Tropical rainforests circle the equator, covering seven percent of the Earth but has more than 50% of its biodiversity. A single hectare of western Amazonian forest can contain over 300 different species of trees as well as numerous herbs, shrubs and epiphytes. In one hectare of mountain habitat, over 100 different species of trees may exist. The forest is bound together in a web of intricate interactions and to break one part affects all the others. Uses of many rainforest products have already been discovered, e.g. cocoa, coffee, rubber, rattan cane, quinine, mahogany and other timbers; many new medicines, foods and fibres no doubt exist. Many tropical species have localized distribution and can easily be lost when a rather small area of forest is destroyed. Tropical forests play a vital role in the cooling of tropical regions and in conditioning the global atmosphere; their destruction adds carbon dioxide (CO2) to the atmosphere, heightening the greenhouse effect.
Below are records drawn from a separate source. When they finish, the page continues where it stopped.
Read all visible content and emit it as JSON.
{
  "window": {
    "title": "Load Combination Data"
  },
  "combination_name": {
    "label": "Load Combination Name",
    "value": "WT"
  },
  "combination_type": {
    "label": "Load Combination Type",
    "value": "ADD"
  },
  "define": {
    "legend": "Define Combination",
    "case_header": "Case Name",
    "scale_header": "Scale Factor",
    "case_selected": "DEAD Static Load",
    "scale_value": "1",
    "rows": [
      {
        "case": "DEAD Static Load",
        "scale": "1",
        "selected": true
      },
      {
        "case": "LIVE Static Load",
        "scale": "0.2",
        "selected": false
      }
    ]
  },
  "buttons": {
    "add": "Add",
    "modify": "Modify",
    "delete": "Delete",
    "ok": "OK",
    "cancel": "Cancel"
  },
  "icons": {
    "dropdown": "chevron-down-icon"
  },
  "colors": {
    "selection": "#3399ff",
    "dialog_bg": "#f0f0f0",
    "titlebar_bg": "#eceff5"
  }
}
Pro-Natura adopts the strategy of implementing specialized eco-development projects organized around agroforestry practices to meet the needs of Indians and others who depend on the tropical forests for their livelihood. Its action is based on the expertise of a network of NGOs and scientists, its knowledge of rainforest peoples and its foundation experience in Amazonia and the Atlantic rain forest of Brazil. Management and consultancy services are provided in product development, setting up of cooperatives, revitalization of degraded land, reforestation, sustainable gathering activities, low-cost, simple technologies, renovating traditional land management practices, ecological agriculture and forest conservation and stewardship. The Juruena Project is located in the south of Brazil where less that 8% of the original forest has been altered. 1,000 families have been struggling to survive using existing farming practices and there is strong pressure from cattle-ranching interests. The project is identifying appropriate sustainable agro-forestry practices in order to provide economically viable options to the farming community, thereby preventing further destruction of virgin rainforest and encouraging the restoration of degraded areas.
In December 1991, an agreement was reached to provide US$250 million for the Brazilian Tropical Rainforest Fund to finance the first phase of a pilot programme to conserve the Brazilian Amazon rainforest. The specific objectives of the project in the pilot phase are to conserve biological diversity and indigenous areas, to consolidate policy changes and strengthening implementing institutions, and developing scientific knowledge and applied technologies for environmentally benign development in the Amazon and building support for their adoption. Nine "extractive reserves" totalling over 30,000 square kilometres have been established in the Brazilian Amazon forest. These reserves are, in essence, conservation areas that guarantee the rights of indigenous populations to sustainably harvest non-timber forest products such as fruits, construction materials, medicinals, and other goods. Along similar lines, community reserves have been established in the Peruvian Amazon.
Brazil's ambitious US$1.4 milliard project for the Amazon has been designed to maintain a watch on the tropical rain forest with fixed and airborne radars and other monitoring devices. Called the Integrated Amazon Vigilance System and shortened to Sivam, it is supposed to give Brazil an important measure of control over the vast and vulnerable Amazon region in what is seen as a high-tech solution to an age-old concern over national sovereignty. Sivam's proclaimed benefits include eliminating a radar blind spot for commercial airlines and the policing of illegal drug flights, which are virtually impossible to track now. The system could also prove an invaluable environmental tool, capable of monitoring illegal logging and mining, forest burning and even incursions into indigenous reserves.
By keeping the farmers on the land they already have, pressure can be taken off the limited forest reserves that still exist. This is enhanced by research on indigenous and local agroecosystems; much information can be gained for the development of resource-conserving, ecologically sound land-use strategies that promote the sustained-yield management of land already cleared in tropical regions. The importance of the sustainability of the natural resource sector linked to the sustainability of the agricultural sector is an integral part of tropical forest preservation strategies of the future.